  6. Abdel MP, Morrey ME, Barlow JD, et al. (2012) Myofibroblast cells are preferentially expressed early in a rabbit model of joint contracture. J Orthop Res 30: 713-719.
  7. Cohen MS, Schimmel DR, Masuda K, et al. (2007) Structural and biochemical evaluation of the elbow capsule after trauma. J Shoulder Elbow Surg 16: 484-490.
  8. Unterhauser FN, Bosch U, Zeichen J, et al. (2004) α-Smooth muscle actin containing contractile fibroblastic cells in human knee arthrofibrosis tissue. Arch Orthop Trauma Surg 124: 585.
  9. Morrey ME, Abdel MP, Riester SM, et al. (2017) Molecular landscape of arthrofibrosis: Microarray and bioinformatic analysis of the temporal expression of 380 genes during contracture genesis. Gene 610: 15-23.


A 17-year-old female presented with severe joint contracture secondary to arthrofibrosis of the elbow after mild trauma.
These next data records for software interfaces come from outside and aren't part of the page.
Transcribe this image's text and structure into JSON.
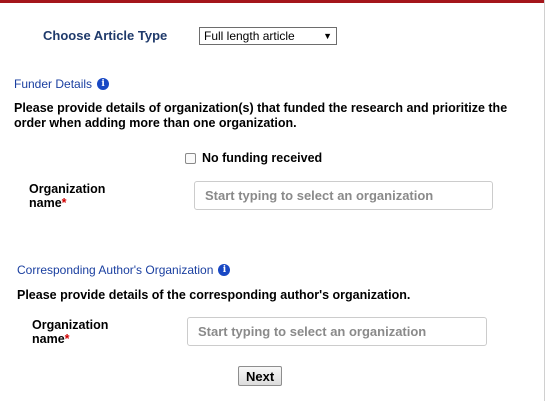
{
  "article_type": {
    "label": "Choose Article Type",
    "selected": "Full length article"
  },
  "funder": {
    "title": "Funder Details",
    "info_icon": "i",
    "description": "Please provide details of organization(s) that funded the research and prioritize the order when adding more than one organization.",
    "no_funding_label": "No funding received",
    "org_label_line1": "Organization",
    "org_label_line2": "name",
    "required_mark": "*",
    "org_placeholder": "Start typing to select an organization"
  },
  "corresponding": {
    "title": "Corresponding Author's Organization",
    "info_icon": "i",
    "description": "Please provide details of the corresponding author's organization.",
    "org_label_line1": "Organization",
    "org_label_line2": "name",
    "required_mark": "*",
    "org_placeholder": "Start typing to select an organization"
  },
  "next_label": "Next",
  "colors": {
    "accent_line": "#a4161b",
    "section_title": "#1a3fa0",
    "heading": "#1f3a6b",
    "required": "#d00000"
  }
}
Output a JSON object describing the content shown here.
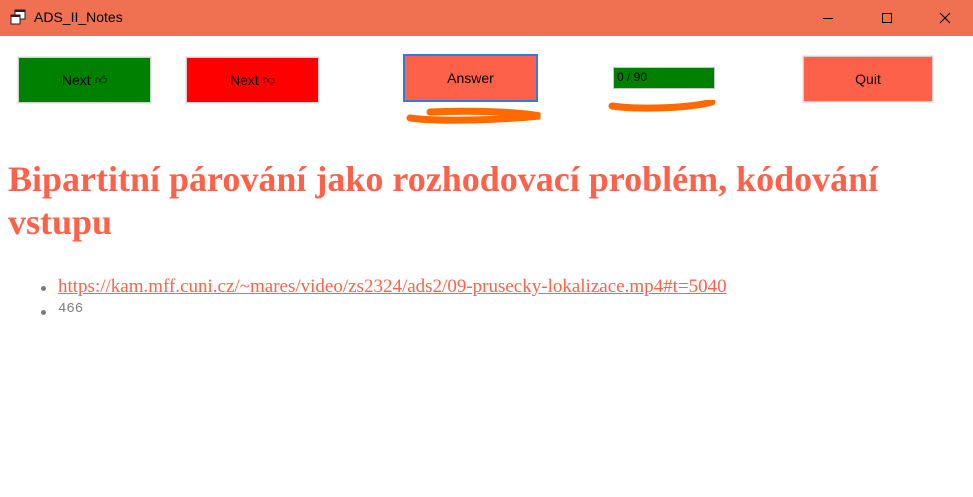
{
  "colors": {
    "titlebar": "#f07052",
    "accent": "#fe614a",
    "next_up_bg": "#008000",
    "next_down_bg": "#ff0000",
    "answer_bg": "#fe614a",
    "quit_bg": "#fe614a",
    "progress_fill": "#008000",
    "scribble": "#ff6a00"
  },
  "window": {
    "title": "ADS_II_Notes",
    "icon": "app-window-icon",
    "controls": [
      "minimize-icon",
      "maximize-icon",
      "close-icon"
    ]
  },
  "toolbar": {
    "next_up_label": "Next",
    "next_up_icon": "thumbs-up-icon",
    "next_down_label": "Next",
    "next_down_icon": "thumbs-down-icon",
    "answer_label": "Answer",
    "progress_text": "0 / 90",
    "progress_fraction": 1.0,
    "quit_label": "Quit"
  },
  "content": {
    "heading": "Bipartitní párování jako rozhodovací problém, kódování vstupu",
    "items": [
      "https://kam.mff.cuni.cz/~mares/video/zs2324/ads2/09-prusecky-lokalizace.mp4#t=5040",
      "466"
    ]
  }
}
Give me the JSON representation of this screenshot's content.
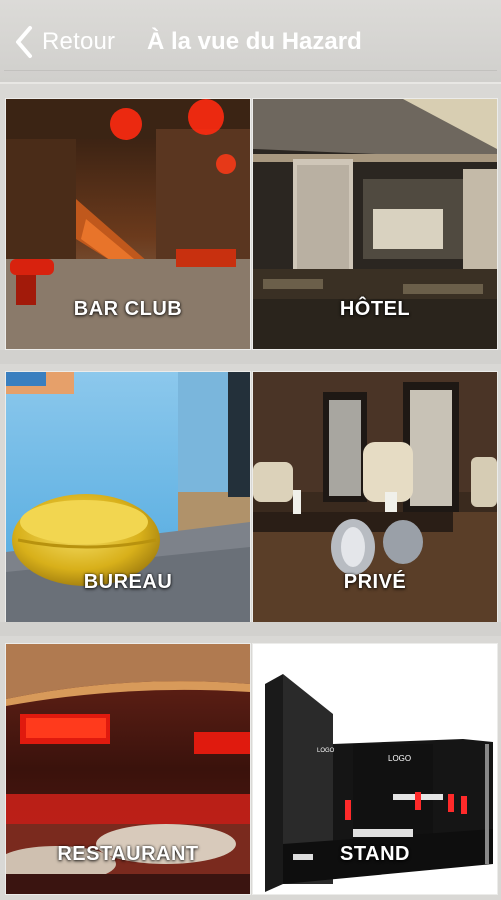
{
  "header": {
    "back_label": "Retour",
    "title": "À la vue du Hazard"
  },
  "tiles": [
    {
      "label": "BAR CLUB"
    },
    {
      "label": "HÔTEL"
    },
    {
      "label": "BUREAU"
    },
    {
      "label": "PRIVÉ"
    },
    {
      "label": "RESTAURANT"
    },
    {
      "label": "STAND"
    }
  ],
  "stand_logo_text": "LOGO"
}
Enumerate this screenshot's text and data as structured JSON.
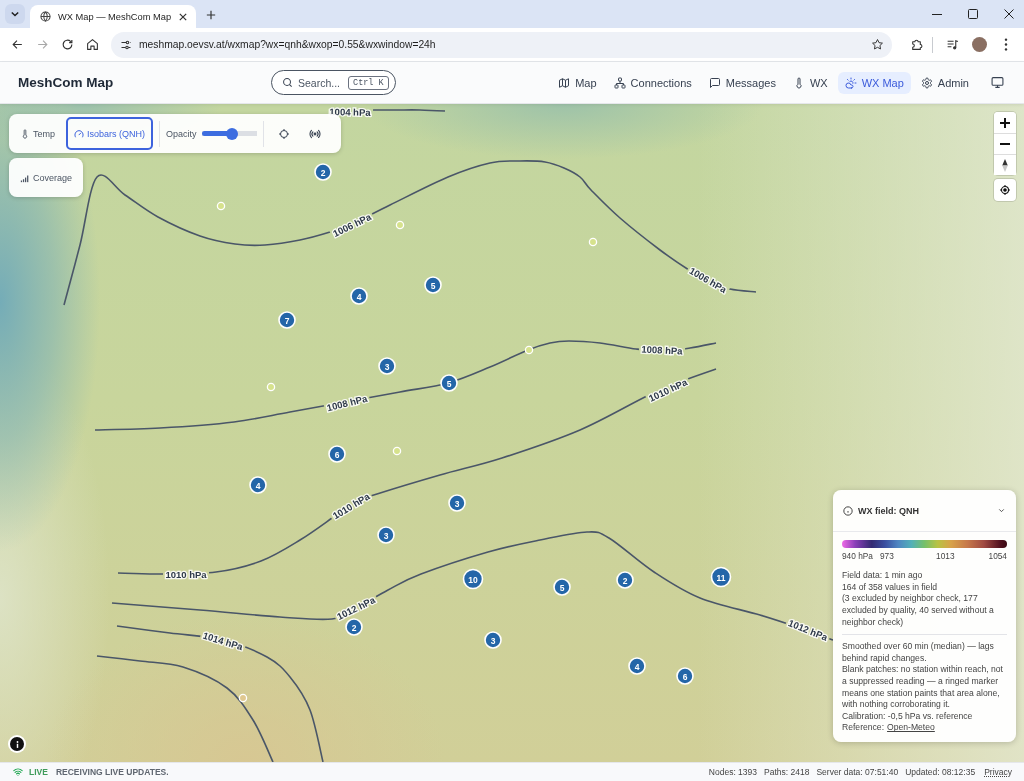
{
  "browser": {
    "tab": {
      "title": "WX Map — MeshCom Map"
    },
    "forward": {
      "disabled": true
    },
    "address": "meshmap.oevsv.at/wxmap?wx=qnh&wxop=0.55&wxwindow=24h"
  },
  "header": {
    "title": "MeshCom Map",
    "search": {
      "label": "Search...",
      "shortcut": "Ctrl K"
    },
    "nav": [
      {
        "label": "Map",
        "selected": false
      },
      {
        "label": "Connections",
        "selected": false
      },
      {
        "label": "Messages",
        "selected": false
      },
      {
        "label": "WX",
        "selected": false
      },
      {
        "label": "WX Map",
        "selected": true
      },
      {
        "label": "Admin",
        "selected": false
      }
    ]
  },
  "layer_toolbar": {
    "layers": [
      {
        "label": "Temp",
        "selected": false
      },
      {
        "label": "Isobars (QNH)",
        "selected": true
      }
    ],
    "opacity": {
      "label": "Opacity",
      "level": 0.55
    },
    "coverage": {
      "label": "Coverage",
      "selected": false
    }
  },
  "isobars": [
    {
      "labels": [
        "1004 hPa"
      ]
    },
    {
      "labels": [
        "1006 hPa",
        "1006 hPa"
      ]
    },
    {
      "labels": [
        "1008 hPa",
        "1008 hPa"
      ]
    },
    {
      "labels": [
        "1010 hPa",
        "1010 hPa",
        "1010 hPa"
      ]
    },
    {
      "labels": [
        "1012 hPa",
        "1012 hPa"
      ]
    },
    {
      "labels": [
        "1014 hPa"
      ]
    }
  ],
  "clusters": [
    {
      "count": "2"
    },
    {
      "count": "4"
    },
    {
      "count": "5"
    },
    {
      "count": "7"
    },
    {
      "count": "3"
    },
    {
      "count": "5"
    },
    {
      "count": "6"
    },
    {
      "count": "4"
    },
    {
      "count": "3"
    },
    {
      "count": "3"
    },
    {
      "count": "10"
    },
    {
      "count": "5"
    },
    {
      "count": "2"
    },
    {
      "count": "11"
    },
    {
      "count": "2"
    },
    {
      "count": "3"
    },
    {
      "count": "4"
    },
    {
      "count": "6"
    }
  ],
  "wx_legend": {
    "title": "WX field: QNH",
    "expanded": true,
    "scale_labels": [
      "940 hPa",
      "973",
      "1013",
      "1054"
    ],
    "field_info": [
      "Field data: 1 min ago",
      "164 of 358 values in field",
      "(3 excluded by neighbor check, 177 excluded by quality, 40 served without a neighbor check)"
    ],
    "notes": [
      "Smoothed over 60 min (median) — lags behind rapid changes.",
      "Blank patches: no station within reach, not a suppressed reading — a ringed marker means one station paints that area alone, with nothing corroborating it.",
      "Calibration: -0,5 hPa vs. reference"
    ],
    "reference": {
      "label": "Reference:",
      "link": "Open-Meteo"
    }
  },
  "status_bar": {
    "live": "LIVE",
    "message": "RECEIVING LIVE UPDATES.",
    "stats": [
      "Nodes: 1393",
      "Paths: 2418",
      "Server data: 07:51:40",
      "Updated: 08:12:35"
    ],
    "privacy": "Privacy"
  }
}
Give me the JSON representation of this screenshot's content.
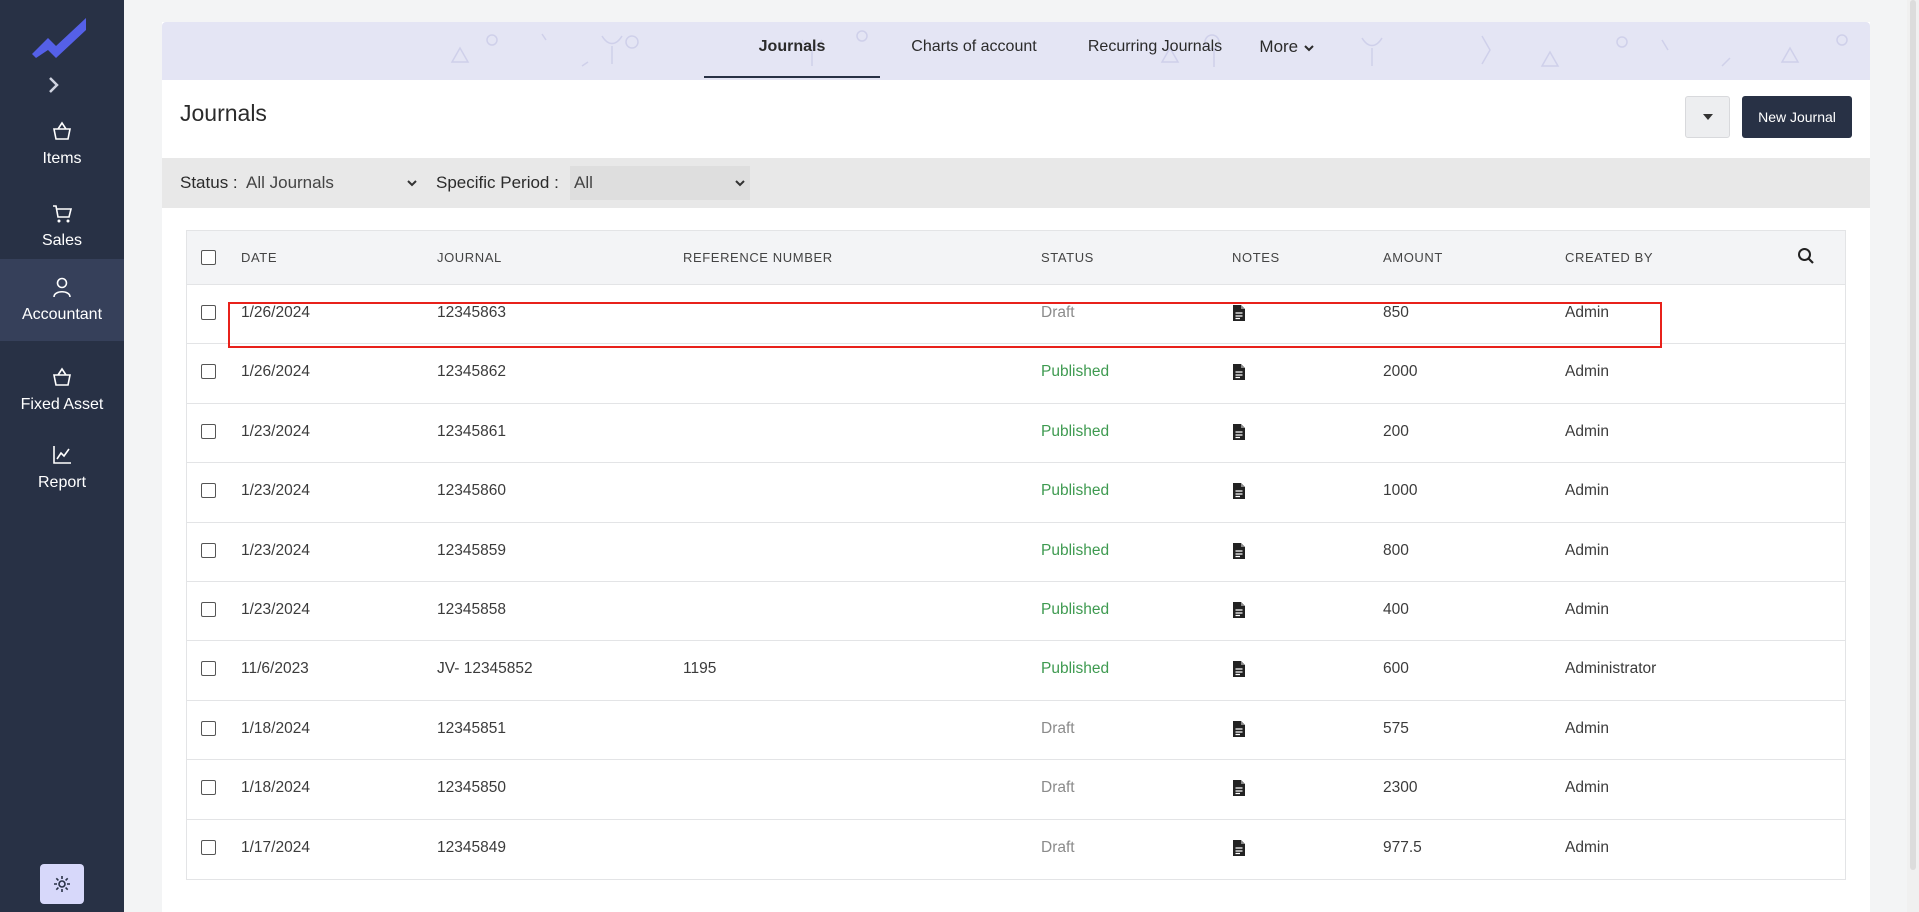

Conclusion: Intensive physical therapy, arthroscopic synovectomy and repeated manipulation under anesthesia can return functional range of motion to pediatric patients presenting with refractory arthrofibrosis.